## ACTIVITY
Nothing in the records may be altered; repeat them exactly.

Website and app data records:
%%

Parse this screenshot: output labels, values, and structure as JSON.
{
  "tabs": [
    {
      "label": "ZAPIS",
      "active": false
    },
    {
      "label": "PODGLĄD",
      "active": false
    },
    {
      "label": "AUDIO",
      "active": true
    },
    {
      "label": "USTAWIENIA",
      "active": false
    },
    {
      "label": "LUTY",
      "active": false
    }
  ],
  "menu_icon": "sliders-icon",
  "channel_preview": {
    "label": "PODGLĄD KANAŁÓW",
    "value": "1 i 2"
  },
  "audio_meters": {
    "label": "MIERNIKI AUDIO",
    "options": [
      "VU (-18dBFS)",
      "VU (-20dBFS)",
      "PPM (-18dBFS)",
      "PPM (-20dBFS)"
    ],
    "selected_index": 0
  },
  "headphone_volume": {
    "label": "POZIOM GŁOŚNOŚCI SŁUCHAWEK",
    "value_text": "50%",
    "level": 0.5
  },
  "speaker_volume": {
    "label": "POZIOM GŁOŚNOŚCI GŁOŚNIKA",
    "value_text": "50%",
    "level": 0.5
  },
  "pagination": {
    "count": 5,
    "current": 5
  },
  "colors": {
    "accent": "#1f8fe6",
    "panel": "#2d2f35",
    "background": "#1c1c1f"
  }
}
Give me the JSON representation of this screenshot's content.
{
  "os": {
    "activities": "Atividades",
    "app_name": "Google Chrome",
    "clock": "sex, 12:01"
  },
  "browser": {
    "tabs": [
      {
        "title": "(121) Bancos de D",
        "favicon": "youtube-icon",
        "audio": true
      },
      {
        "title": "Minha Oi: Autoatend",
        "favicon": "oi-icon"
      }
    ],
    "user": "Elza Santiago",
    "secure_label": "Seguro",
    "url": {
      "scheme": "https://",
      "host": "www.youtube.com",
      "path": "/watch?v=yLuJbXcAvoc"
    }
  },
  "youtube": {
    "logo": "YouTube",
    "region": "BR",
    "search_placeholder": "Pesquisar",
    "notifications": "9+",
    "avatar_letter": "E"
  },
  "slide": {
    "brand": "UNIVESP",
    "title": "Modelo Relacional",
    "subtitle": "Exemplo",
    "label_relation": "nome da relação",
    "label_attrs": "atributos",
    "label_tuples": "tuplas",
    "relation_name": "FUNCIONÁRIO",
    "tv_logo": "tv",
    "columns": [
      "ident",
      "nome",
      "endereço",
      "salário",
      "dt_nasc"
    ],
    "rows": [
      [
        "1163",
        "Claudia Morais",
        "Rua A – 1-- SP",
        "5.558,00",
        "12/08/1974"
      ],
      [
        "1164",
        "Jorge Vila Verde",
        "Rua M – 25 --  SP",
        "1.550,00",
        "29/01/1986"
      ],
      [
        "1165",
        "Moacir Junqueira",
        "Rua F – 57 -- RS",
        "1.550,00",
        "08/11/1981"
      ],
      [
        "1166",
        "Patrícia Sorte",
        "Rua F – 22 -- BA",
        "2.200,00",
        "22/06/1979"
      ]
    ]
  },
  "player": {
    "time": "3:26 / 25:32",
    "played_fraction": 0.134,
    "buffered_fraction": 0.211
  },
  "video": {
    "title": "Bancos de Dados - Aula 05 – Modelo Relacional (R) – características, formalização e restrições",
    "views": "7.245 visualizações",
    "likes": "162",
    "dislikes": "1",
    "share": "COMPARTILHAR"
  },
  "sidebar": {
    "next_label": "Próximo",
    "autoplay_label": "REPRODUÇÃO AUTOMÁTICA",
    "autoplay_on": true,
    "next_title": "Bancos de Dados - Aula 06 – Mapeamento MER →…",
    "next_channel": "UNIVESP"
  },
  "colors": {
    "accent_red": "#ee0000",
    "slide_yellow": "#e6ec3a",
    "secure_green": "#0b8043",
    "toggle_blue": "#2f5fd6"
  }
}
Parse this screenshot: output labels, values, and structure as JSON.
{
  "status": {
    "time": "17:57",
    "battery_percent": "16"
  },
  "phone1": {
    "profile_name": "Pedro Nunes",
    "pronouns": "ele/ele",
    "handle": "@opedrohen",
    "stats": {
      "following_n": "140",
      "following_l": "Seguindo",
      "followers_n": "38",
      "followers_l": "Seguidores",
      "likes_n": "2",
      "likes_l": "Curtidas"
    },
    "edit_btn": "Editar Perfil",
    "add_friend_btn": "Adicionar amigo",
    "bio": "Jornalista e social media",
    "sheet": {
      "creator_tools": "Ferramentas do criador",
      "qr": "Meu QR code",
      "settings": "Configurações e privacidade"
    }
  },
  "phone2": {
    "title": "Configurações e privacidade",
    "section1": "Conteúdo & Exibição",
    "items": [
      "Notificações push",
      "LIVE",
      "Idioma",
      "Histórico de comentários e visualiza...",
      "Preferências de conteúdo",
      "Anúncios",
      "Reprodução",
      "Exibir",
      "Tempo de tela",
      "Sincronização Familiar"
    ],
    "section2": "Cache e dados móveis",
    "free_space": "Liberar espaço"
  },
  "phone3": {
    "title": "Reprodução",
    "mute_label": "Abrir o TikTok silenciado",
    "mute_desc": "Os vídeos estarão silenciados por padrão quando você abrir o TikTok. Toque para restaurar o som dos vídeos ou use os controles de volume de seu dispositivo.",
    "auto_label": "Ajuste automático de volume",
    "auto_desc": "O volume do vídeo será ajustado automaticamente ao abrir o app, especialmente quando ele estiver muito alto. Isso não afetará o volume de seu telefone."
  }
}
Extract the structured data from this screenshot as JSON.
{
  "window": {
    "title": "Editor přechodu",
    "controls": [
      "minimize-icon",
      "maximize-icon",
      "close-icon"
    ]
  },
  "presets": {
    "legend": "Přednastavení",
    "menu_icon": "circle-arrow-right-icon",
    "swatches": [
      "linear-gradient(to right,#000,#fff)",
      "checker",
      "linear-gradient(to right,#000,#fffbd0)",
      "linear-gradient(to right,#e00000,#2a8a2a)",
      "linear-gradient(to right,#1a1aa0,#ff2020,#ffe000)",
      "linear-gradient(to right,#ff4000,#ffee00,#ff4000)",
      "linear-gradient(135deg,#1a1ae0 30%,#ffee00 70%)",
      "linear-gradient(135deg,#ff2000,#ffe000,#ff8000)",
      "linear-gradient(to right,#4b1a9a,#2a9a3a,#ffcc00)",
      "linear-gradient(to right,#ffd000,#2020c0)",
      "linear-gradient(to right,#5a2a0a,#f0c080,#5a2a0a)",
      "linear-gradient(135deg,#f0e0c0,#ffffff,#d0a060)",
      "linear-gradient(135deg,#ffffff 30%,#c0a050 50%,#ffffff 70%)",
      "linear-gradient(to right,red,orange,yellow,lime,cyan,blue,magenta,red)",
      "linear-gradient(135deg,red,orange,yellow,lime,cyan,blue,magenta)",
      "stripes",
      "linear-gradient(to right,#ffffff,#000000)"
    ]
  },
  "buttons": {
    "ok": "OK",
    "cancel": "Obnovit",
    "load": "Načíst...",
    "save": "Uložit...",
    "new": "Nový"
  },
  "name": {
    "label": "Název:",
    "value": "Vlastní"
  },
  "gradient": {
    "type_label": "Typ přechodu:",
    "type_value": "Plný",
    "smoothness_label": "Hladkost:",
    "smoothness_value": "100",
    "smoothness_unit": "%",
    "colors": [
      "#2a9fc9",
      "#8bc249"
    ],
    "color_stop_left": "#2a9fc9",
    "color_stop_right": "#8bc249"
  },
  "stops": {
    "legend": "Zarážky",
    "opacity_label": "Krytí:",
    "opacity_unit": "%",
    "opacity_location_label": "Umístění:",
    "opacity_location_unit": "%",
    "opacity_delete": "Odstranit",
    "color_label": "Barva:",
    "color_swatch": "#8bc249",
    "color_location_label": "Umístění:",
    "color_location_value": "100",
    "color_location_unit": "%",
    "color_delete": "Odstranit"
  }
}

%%

## FINISHED EXERCISE
Parse this screenshot: output labels, values, and structure as JSON.
{
  "tabs": [
    {
      "label": "ZAPIS",
      "active": false
    },
    {
      "label": "PODGLĄD",
      "active": false
    },
    {
      "label": "AUDIO",
      "active": true
    },
    {
      "label": "USTAWIENIA",
      "active": false
    },
    {
      "label": "LUTY",
      "active": false
    }
  ],
  "menu_icon": "sliders-icon",
  "channel_preview": {
    "label": "PODGLĄD KANAŁÓW",
    "value": "1 i 2"
  },
  "audio_meters": {
    "label": "MIERNIKI AUDIO",
    "options": [
      "VU (-18dBFS)",
      "VU (-20dBFS)",
      "PPM (-18dBFS)",
      "PPM (-20dBFS)"
    ],
    "selected_index": 0
  },
  "headphone_volume": {
    "label": "POZIOM GŁOŚNOŚCI SŁUCHAWEK",
    "value_text": "50%",
    "level": 0.5
  },
  "speaker_volume": {
    "label": "POZIOM GŁOŚNOŚCI GŁOŚNIKA",
    "value_text": "50%",
    "level": 0.5
  },
  "pagination": {
    "count": 5,
    "current": 5
  },
  "colors": {
    "accent": "#1f8fe6",
    "panel": "#2d2f35",
    "background": "#1c1c1f"
  }
}
Give me the JSON representation of this screenshot's content.
{
  "os": {
    "activities": "Atividades",
    "app_name": "Google Chrome",
    "clock": "sex, 12:01"
  },
  "browser": {
    "tabs": [
      {
        "title": "(121) Bancos de D",
        "favicon": "youtube-icon",
        "audio": true
      },
      {
        "title": "Minha Oi: Autoatend",
        "favicon": "oi-icon"
      }
    ],
    "user": "Elza Santiago",
    "secure_label": "Seguro",
    "url": {
      "scheme": "https://",
      "host": "www.youtube.com",
      "path": "/watch?v=yLuJbXcAvoc"
    }
  },
  "youtube": {
    "logo": "YouTube",
    "region": "BR",
    "search_placeholder": "Pesquisar",
    "notifications": "9+",
    "avatar_letter": "E"
  },
  "slide": {
    "brand": "UNIVESP",
    "title": "Modelo Relacional",
    "subtitle": "Exemplo",
    "label_relation": "nome da relação",
    "label_attrs": "atributos",
    "label_tuples": "tuplas",
    "relation_name": "FUNCIONÁRIO",
    "tv_logo": "tv",
    "columns": [
      "ident",
      "nome",
      "endereço",
      "salário",
      "dt_nasc"
    ],
    "rows": [
      [
        "1163",
        "Claudia Morais",
        "Rua A – 1-- SP",
        "5.558,00",
        "12/08/1974"
      ],
      [
        "1164",
        "Jorge Vila Verde",
        "Rua M – 25 --  SP",
        "1.550,00",
        "29/01/1986"
      ],
      [
        "1165",
        "Moacir Junqueira",
        "Rua F – 57 -- RS",
        "1.550,00",
        "08/11/1981"
      ],
      [
        "1166",
        "Patrícia Sorte",
        "Rua F – 22 -- BA",
        "2.200,00",
        "22/06/1979"
      ]
    ]
  },
  "player": {
    "time": "3:26 / 25:32",
    "played_fraction": 0.134,
    "buffered_fraction": 0.211
  },
  "video": {
    "title": "Bancos de Dados - Aula 05 – Modelo Relacional (R) – características, formalização e restrições",
    "views": "7.245 visualizações",
    "likes": "162",
    "dislikes": "1",
    "share": "COMPARTILHAR"
  },
  "sidebar": {
    "next_label": "Próximo",
    "autoplay_label": "REPRODUÇÃO AUTOMÁTICA",
    "autoplay_on": true,
    "next_title": "Bancos de Dados - Aula 06 – Mapeamento MER →…",
    "next_channel": "UNIVESP"
  },
  "colors": {
    "accent_red": "#ee0000",
    "slide_yellow": "#e6ec3a",
    "secure_green": "#0b8043",
    "toggle_blue": "#2f5fd6"
  }
}
Parse this screenshot: output labels, values, and structure as JSON.
{
  "status": {
    "time": "17:57",
    "battery_percent": "16"
  },
  "phone1": {
    "profile_name": "Pedro Nunes",
    "pronouns": "ele/ele",
    "handle": "@opedrohen",
    "stats": {
      "following_n": "140",
      "following_l": "Seguindo",
      "followers_n": "38",
      "followers_l": "Seguidores",
      "likes_n": "2",
      "likes_l": "Curtidas"
    },
    "edit_btn": "Editar Perfil",
    "add_friend_btn": "Adicionar amigo",
    "bio": "Jornalista e social media",
    "sheet": {
      "creator_tools": "Ferramentas do criador",
      "qr": "Meu QR code",
      "settings": "Configurações e privacidade"
    }
  },
  "phone2": {
    "title": "Configurações e privacidade",
    "section1": "Conteúdo & Exibição",
    "items": [
      "Notificações push",
      "LIVE",
      "Idioma",
      "Histórico de comentários e visualiza...",
      "Preferências de conteúdo",
      "Anúncios",
      "Reprodução",
      "Exibir",
      "Tempo de tela",
      "Sincronização Familiar"
    ],
    "section2": "Cache e dados móveis",
    "free_space": "Liberar espaço"
  },
  "phone3": {
    "title": "Reprodução",
    "mute_label": "Abrir o TikTok silenciado",
    "mute_desc": "Os vídeos estarão silenciados por padrão quando você abrir o TikTok. Toque para restaurar o som dos vídeos ou use os controles de volume de seu dispositivo.",
    "auto_label": "Ajuste automático de volume",
    "auto_desc": "O volume do vídeo será ajustado automaticamente ao abrir o app, especialmente quando ele estiver muito alto. Isso não afetará o volume de seu telefone."
  }
}
Extract the structured data from this screenshot as JSON.
{
  "window": {
    "title": "Editor přechodu",
    "controls": [
      "minimize-icon",
      "maximize-icon",
      "close-icon"
    ]
  },
  "presets": {
    "legend": "Přednastavení",
    "menu_icon": "circle-arrow-right-icon",
    "swatches": [
      "linear-gradient(to right,#000,#fff)",
      "checker",
      "linear-gradient(to right,#000,#fffbd0)",
      "linear-gradient(to right,#e00000,#2a8a2a)",
      "linear-gradient(to right,#1a1aa0,#ff2020,#ffe000)",
      "linear-gradient(to right,#ff4000,#ffee00,#ff4000)",
      "linear-gradient(135deg,#1a1ae0 30%,#ffee00 70%)",
      "linear-gradient(135deg,#ff2000,#ffe000,#ff8000)",
      "linear-gradient(to right,#4b1a9a,#2a9a3a,#ffcc00)",
      "linear-gradient(to right,#ffd000,#2020c0)",
      "linear-gradient(to right,#5a2a0a,#f0c080,#5a2a0a)",
      "linear-gradient(135deg,#f0e0c0,#ffffff,#d0a060)",
      "linear-gradient(135deg,#ffffff 30%,#c0a050 50%,#ffffff 70%)",
      "linear-gradient(to right,red,orange,yellow,lime,cyan,blue,magenta,red)",
      "linear-gradient(135deg,red,orange,yellow,lime,cyan,blue,magenta)",
      "stripes",
      "linear-gradient(to right,#ffffff,#000000)"
    ]
  },
  "buttons": {
    "ok": "OK",
    "cancel": "Obnovit",
    "load": "Načíst...",
    "save": "Uložit...",
    "new": "Nový"
  },
  "name": {
    "label": "Název:",
    "value": "Vlastní"
  },
  "gradient": {
    "type_label": "Typ přechodu:",
    "type_value": "Plný",
    "smoothness_label": "Hladkost:",
    "smoothness_value": "100",
    "smoothness_unit": "%",
    "colors": [
      "#2a9fc9",
      "#8bc249"
    ],
    "color_stop_left": "#2a9fc9",
    "color_stop_right": "#8bc249"
  },
  "stops": {
    "legend": "Zarážky",
    "opacity_label": "Krytí:",
    "opacity_unit": "%",
    "opacity_location_label": "Umístění:",
    "opacity_location_unit": "%",
    "opacity_delete": "Odstranit",
    "color_label": "Barva:",
    "color_swatch": "#8bc249",
    "color_location_label": "Umístění:",
    "color_location_value": "100",
    "color_location_unit": "%",
    "color_delete": "Odstranit"
  }
}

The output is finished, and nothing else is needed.